INPUT DATA.
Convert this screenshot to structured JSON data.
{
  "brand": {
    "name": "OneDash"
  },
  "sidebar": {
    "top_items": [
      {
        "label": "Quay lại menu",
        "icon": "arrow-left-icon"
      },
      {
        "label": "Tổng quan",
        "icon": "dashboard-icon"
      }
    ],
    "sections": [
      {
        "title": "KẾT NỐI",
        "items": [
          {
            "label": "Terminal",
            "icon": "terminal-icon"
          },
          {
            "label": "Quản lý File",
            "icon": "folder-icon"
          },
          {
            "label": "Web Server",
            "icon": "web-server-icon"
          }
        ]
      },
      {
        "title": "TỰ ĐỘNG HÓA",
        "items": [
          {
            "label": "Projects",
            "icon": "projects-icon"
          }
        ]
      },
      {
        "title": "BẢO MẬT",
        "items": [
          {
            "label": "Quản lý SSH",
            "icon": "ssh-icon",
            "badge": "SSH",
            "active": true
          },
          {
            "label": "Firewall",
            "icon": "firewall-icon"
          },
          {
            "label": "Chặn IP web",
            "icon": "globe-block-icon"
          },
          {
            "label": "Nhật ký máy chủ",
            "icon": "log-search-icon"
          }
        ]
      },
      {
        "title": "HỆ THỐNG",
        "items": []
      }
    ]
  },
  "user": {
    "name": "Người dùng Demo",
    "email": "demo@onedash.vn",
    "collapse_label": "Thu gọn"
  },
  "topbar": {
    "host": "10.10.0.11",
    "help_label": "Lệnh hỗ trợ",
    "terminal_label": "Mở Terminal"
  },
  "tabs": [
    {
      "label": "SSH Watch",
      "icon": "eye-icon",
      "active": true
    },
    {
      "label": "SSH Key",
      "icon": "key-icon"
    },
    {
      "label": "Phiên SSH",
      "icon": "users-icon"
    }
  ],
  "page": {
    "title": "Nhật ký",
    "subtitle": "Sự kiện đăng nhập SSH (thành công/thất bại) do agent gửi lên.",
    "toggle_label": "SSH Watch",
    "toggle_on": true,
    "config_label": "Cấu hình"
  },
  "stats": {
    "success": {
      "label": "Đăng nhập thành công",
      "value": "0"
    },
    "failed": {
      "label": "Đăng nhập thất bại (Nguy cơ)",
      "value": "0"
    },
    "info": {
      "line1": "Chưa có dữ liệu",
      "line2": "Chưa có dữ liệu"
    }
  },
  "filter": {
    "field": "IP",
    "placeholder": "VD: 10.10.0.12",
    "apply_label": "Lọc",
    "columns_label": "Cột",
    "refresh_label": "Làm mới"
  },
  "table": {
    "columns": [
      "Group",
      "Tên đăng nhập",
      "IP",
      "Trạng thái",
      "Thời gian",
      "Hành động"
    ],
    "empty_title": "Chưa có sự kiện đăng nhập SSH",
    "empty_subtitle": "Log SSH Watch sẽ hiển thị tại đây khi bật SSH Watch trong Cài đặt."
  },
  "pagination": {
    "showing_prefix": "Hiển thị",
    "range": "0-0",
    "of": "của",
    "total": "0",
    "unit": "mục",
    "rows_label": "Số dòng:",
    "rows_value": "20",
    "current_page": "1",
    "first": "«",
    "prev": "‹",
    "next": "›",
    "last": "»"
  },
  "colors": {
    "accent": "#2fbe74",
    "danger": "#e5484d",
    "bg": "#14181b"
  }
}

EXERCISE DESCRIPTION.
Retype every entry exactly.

ANSWER TO THIS PROBLEM.
Convert this screenshot to structured JSON data.
{
  "brand": {
    "name": "OneDash"
  },
  "sidebar": {
    "top_items": [
      {
        "label": "Quay lại menu",
        "icon": "arrow-left-icon"
      },
      {
        "label": "Tổng quan",
        "icon": "dashboard-icon"
      }
    ],
    "sections": [
      {
        "title": "KẾT NỐI",
        "items": [
          {
            "label": "Terminal",
            "icon": "terminal-icon"
          },
          {
            "label": "Quản lý File",
            "icon": "folder-icon"
          },
          {
            "label": "Web Server",
            "icon": "web-server-icon"
          }
        ]
      },
      {
        "title": "TỰ ĐỘNG HÓA",
        "items": [
          {
            "label": "Projects",
            "icon": "projects-icon"
          }
        ]
      },
      {
        "title": "BẢO MẬT",
        "items": [
          {
            "label": "Quản lý SSH",
            "icon": "ssh-icon",
            "badge": "SSH",
            "active": true
          },
          {
            "label": "Firewall",
            "icon": "firewall-icon"
          },
          {
            "label": "Chặn IP web",
            "icon": "globe-block-icon"
          },
          {
            "label": "Nhật ký máy chủ",
            "icon": "log-search-icon"
          }
        ]
      },
      {
        "title": "HỆ THỐNG",
        "items": []
      }
    ]
  },
  "user": {
    "name": "Người dùng Demo",
    "email": "demo@onedash.vn",
    "collapse_label": "Thu gọn"
  },
  "topbar": {
    "host": "10.10.0.11",
    "help_label": "Lệnh hỗ trợ",
    "terminal_label": "Mở Terminal"
  },
  "tabs": [
    {
      "label": "SSH Watch",
      "icon": "eye-icon",
      "active": true
    },
    {
      "label": "SSH Key",
      "icon": "key-icon"
    },
    {
      "label": "Phiên SSH",
      "icon": "users-icon"
    }
  ],
  "page": {
    "title": "Nhật ký",
    "subtitle": "Sự kiện đăng nhập SSH (thành công/thất bại) do agent gửi lên.",
    "toggle_label": "SSH Watch",
    "toggle_on": true,
    "config_label": "Cấu hình"
  },
  "stats": {
    "success": {
      "label": "Đăng nhập thành công",
      "value": "0"
    },
    "failed": {
      "label": "Đăng nhập thất bại (Nguy cơ)",
      "value": "0"
    },
    "info": {
      "line1": "Chưa có dữ liệu",
      "line2": "Chưa có dữ liệu"
    }
  },
  "filter": {
    "field": "IP",
    "placeholder": "VD: 10.10.0.12",
    "apply_label": "Lọc",
    "columns_label": "Cột",
    "refresh_label": "Làm mới"
  },
  "table": {
    "columns": [
      "Group",
      "Tên đăng nhập",
      "IP",
      "Trạng thái",
      "Thời gian",
      "Hành động"
    ],
    "empty_title": "Chưa có sự kiện đăng nhập SSH",
    "empty_subtitle": "Log SSH Watch sẽ hiển thị tại đây khi bật SSH Watch trong Cài đặt."
  },
  "pagination": {
    "showing_prefix": "Hiển thị",
    "range": "0-0",
    "of": "của",
    "total": "0",
    "unit": "mục",
    "rows_label": "Số dòng:",
    "rows_value": "20",
    "current_page": "1",
    "first": "«",
    "prev": "‹",
    "next": "›",
    "last": "»"
  },
  "colors": {
    "accent": "#2fbe74",
    "danger": "#e5484d",
    "bg": "#14181b"
  }
}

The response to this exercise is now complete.